Coronavirus update: R2, 5 billion by Toyota SA in KZN – Durban and location of automotive giant in Special Economic Zone, South of Durban.
I have welcomed with great relief the confirmation by Toyota South Africa that the investment of R2, 5 billion towards the new production line of the first ‘hybrid synergy drive’ (petro-electric) car will go ahead at its Prospecton plant here Durban.
Critically, I wish to express my appreciation to the leadership of Toyota South Africa Motors for working with the provincial government to turn around the situation despite challenges created by the outbreak of COVID-19
I am encouraged by the strong commitment displayed by the CEO Andrew Kirby, and in particular Mr Nigel Ward – Executive Vice President, Manufacturing.
I have heard several meetings with Mr Ward and other stakeholders in the automotive industry since the first day of the lockdown.
This sector has suffered billions of losses as a result of COVID-19 with millions of people facing the jaws of abject poverty.
Ahead of the outbreak, we were moving with speed to ensure that our Automotive Supplier Park SEZ, located in the South of Durban, is operation in 2021. We had projected the creation of 1339 jobs through an investment of R2.2 billion.
It should be remembered that in February we had successful negotiations with the leadership of TOYOTA who agreed to be one of our tenants in our Supplier Park.
We were excited by the fact that Toyota was about to start assembling new Hino 500 series truck here in Durban. These would be exported to Europe and Africa. We expect this province to earn foreign currency with our export capacity being boosted significantly.
One can never over-emphasise the contribution that has been made by Toyota into our economy. The company spends R24, 2 billion on procurement with previously disadvantaged communities benefitting.
I must hasten to point out that we want KwaZulu-Natal to continue to have a thriving automotive industry. Over the years this industry has had a profound and wide-ranging effect on the city and suburban communities.
We want the impact of the sector to be felt in the township and rural communities. We are excited because Toyota South Africa has agreed to work with the department to ensure the entry of young people in the townships and rural sectors into the automotive sector.
Ahead of lockdown our figures showed that the entire Transport Equipment sector employed more than 14 815 in the province and 9 242 people in eThekwini. I am mentioning here companies such as Toyota, Bell Equipment, Mahindra and many SMMEs in the retail sector
What we are undertaking to do as part of ensuring recovery in this sector is to be aggressive in our approach aimed at attracting new investments into our Automotive Supplier Park. We want to ensure that jobs are created in the provision of bulk infrastructure development
We also want to promote innovation and localisation in particular through the manufacturing of the first South African Car in KZN.

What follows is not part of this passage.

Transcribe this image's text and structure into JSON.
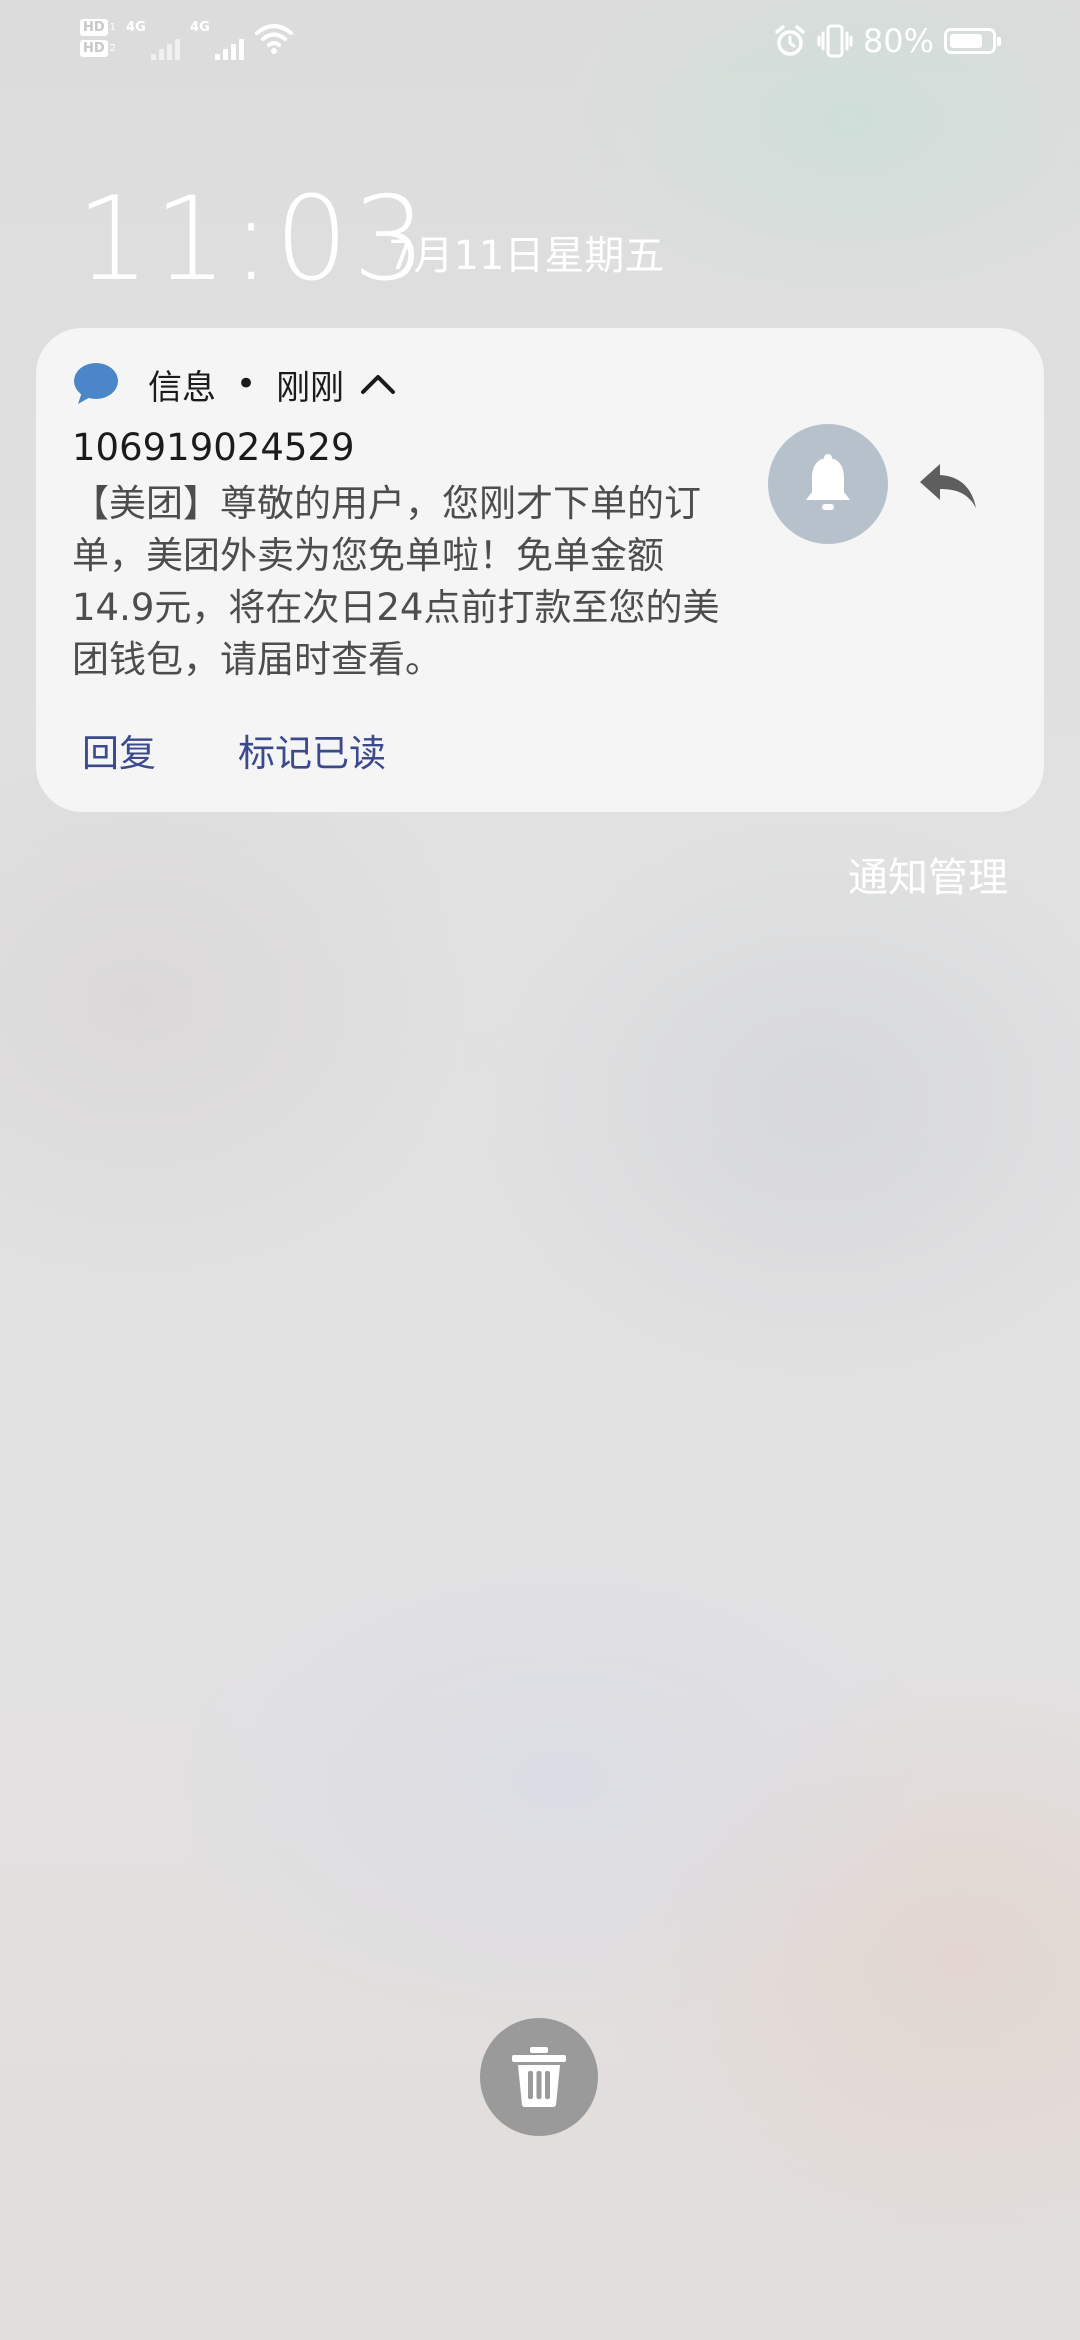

In Kenya they have Mobius;
In Uganda they have Kiira;
In Malaysia they have Proton;
In India they have Tata;
In KZN we want to have our own brand.
In addition, we have planned to invest more in Research and Development (R&D) Infrastructure to promote Electronic Vehicles. This is an area we want to explore in order to re-engineer the sector.
Source: Government of South Africa